Thursday, June 4, 2009

You're Not My Mom

Now that my eldest is getting into official playdate age, I am finding myself at a bit of a loss on exactly how to deal with the other kids. Or more specifically, how to deal with them while their moms are around. It’s easy when the kid is at your house on their own because you just treat them like one of your own kids when settling disputes or dealing with misbehavior (or you totally favor your kids over them, haha), but it’s harder when the mom is sitting right there. Personally I feel like if the mom is there than I should step back and let them deal with their kid, and I try to, but it gets hard when they aren’t disciplining their children in a way I would like. My kids are still very young, and as such any other kids who come over are young as well, and we are all at an age where new toys are super cool. So while my kids are bored of their toys and want to play with the kids, the kids often would rather ignore my kids in favor of the toys. And because often we are dealing with only children, sharing has not yet become a part of their play vocabulary. So we get a lot of taking toys away from my kids, or pushing my kids off of favorite toys when the new kid wants to see it. And while my natural response is to slap the offending newcomer for hurting the feelings of my precious babies, (which I obviously don’t do), I often find it awkward to reprimand that child at all. Which means that if their mom doesn’t do it, my kids basically spend the whole playdate trying to play with a kid who is either ignoring them or stealing their toys. And I end up so upset by the end because my feelings are so hurt on behalf of my children ( I won’t even get into the nasty kid who pushed my daughter when she tried to give her a hug and thank her for coming over - suffice it to say she will never be invited back), that I just want to keep them locked up and never expose them to the evils of the world again. And the funny thing is I don’t even really fell like it isn’t my place to say something. I mean, I don’t get super upset if someone nicely stops my kids from doing something wrong, and I don’t really feel that the moms would be upset with me. Frankly I’ve dealt with people who flip out when you say anything to their kids, and I’ve learned that you just limit any exposure to them and if their kids are walking into oncoming traffic, well, it isn’t your place to stop them. So the issue isn’t even in speaking to the kid. The problem is I just feel so awkward and uncomfortable doing it while their mom is watching. But I may be getting better. The other day I stopped to talk to another mom while out walking in the neighborhood, and her son was as enamored of the rocks lining the street as my daughter. And as I did my best to ensure that Izzy didn’t decide to try and play “catch” and start throwing rocks, I also didn’t hesitate to remind the little boy not to pelt any one either. And guess what? The kids obeyed, and the other mom and I didn’t end up in a fist fight. So maybe there’s hope.
On an entirely unrelated note - how do you introduce yourself to a three year old? I feel a little weird asking someone who can barely speak sensibly to call me Mrs Johnson - it has a lot of syllables, plus it seems so formal, like I should also shake hands, which rarely works, as most toddlers are lousy at etiquette. So I usually just introduce myself as Kate. And I’m fine with them calling me by my first name, up to a point. I feel like at a certain age (seven?), then respect and courtesy dictate that I be called Mrs. Johnson. Which is fine for new friends, but what about kids who have known me since they were three and are used to calling me Kate? And while I also sometimes just introduce myself as Izzy’s mommy, that doesn’t really designate me much of my own identity, and could be confusing (not to mention time consuming) if I start saying I’m Izzy, jack and Sophie’s mommy. Of course, this could be the most ridiculous problem ever, since we all know toddlers don’t listen to grown ups anyway.

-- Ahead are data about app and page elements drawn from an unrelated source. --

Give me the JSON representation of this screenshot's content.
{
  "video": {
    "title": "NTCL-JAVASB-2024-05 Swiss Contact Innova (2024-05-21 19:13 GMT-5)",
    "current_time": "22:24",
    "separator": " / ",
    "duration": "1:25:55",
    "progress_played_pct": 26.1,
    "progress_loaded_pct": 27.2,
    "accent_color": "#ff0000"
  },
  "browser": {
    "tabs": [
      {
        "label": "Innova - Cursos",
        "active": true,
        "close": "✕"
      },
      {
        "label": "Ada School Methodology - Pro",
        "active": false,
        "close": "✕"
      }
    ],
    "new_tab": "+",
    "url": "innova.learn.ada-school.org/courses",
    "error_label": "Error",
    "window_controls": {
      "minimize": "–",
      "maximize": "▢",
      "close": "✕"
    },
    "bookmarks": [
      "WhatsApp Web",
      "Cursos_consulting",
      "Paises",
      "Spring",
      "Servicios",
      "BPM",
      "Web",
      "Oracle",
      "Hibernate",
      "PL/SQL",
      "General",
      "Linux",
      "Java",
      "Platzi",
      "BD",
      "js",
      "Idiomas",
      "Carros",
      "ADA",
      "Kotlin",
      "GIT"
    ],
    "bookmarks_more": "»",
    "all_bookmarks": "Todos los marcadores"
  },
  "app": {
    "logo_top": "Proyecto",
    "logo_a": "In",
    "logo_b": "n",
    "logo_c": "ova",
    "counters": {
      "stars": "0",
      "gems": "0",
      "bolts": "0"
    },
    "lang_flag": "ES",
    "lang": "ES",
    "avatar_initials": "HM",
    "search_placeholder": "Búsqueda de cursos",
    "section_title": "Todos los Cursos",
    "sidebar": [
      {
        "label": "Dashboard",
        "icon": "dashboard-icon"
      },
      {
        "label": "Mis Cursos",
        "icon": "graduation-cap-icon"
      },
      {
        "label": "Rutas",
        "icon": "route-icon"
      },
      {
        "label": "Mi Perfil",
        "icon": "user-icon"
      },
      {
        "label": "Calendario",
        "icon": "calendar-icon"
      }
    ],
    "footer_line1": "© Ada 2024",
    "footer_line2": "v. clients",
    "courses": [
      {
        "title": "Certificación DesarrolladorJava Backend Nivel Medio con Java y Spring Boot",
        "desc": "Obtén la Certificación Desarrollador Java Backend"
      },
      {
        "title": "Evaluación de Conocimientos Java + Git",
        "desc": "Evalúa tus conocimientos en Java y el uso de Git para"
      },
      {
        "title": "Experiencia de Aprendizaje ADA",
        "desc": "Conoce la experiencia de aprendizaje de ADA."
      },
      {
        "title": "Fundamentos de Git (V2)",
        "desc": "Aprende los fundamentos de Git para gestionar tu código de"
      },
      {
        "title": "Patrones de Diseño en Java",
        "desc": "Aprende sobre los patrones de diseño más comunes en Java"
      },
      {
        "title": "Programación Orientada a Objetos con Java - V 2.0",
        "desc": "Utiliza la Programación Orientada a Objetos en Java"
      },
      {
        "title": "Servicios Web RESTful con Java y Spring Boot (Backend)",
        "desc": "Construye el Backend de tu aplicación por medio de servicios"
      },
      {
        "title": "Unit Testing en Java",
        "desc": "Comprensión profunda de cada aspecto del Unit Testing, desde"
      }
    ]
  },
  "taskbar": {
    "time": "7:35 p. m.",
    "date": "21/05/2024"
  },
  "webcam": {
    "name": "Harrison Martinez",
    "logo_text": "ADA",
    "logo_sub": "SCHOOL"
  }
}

2 comments:

Lsquared said...

How about "I'm Ms. Johnson, but you can call me Ms. J"? Little bit easier to say and not so much of a transition later, if a transition is needed at all. Also, how about this: before a playdate at your house, put away all but a few toys. That way the kids won't just be jumping from one thing to another (I know, easier said than done). And as for that odious brat who shoved Izzy, she is a waste of Izzy's time. Please give those babies hugs and kisses from me.

BBL Jr said...

I love the word odious, well used.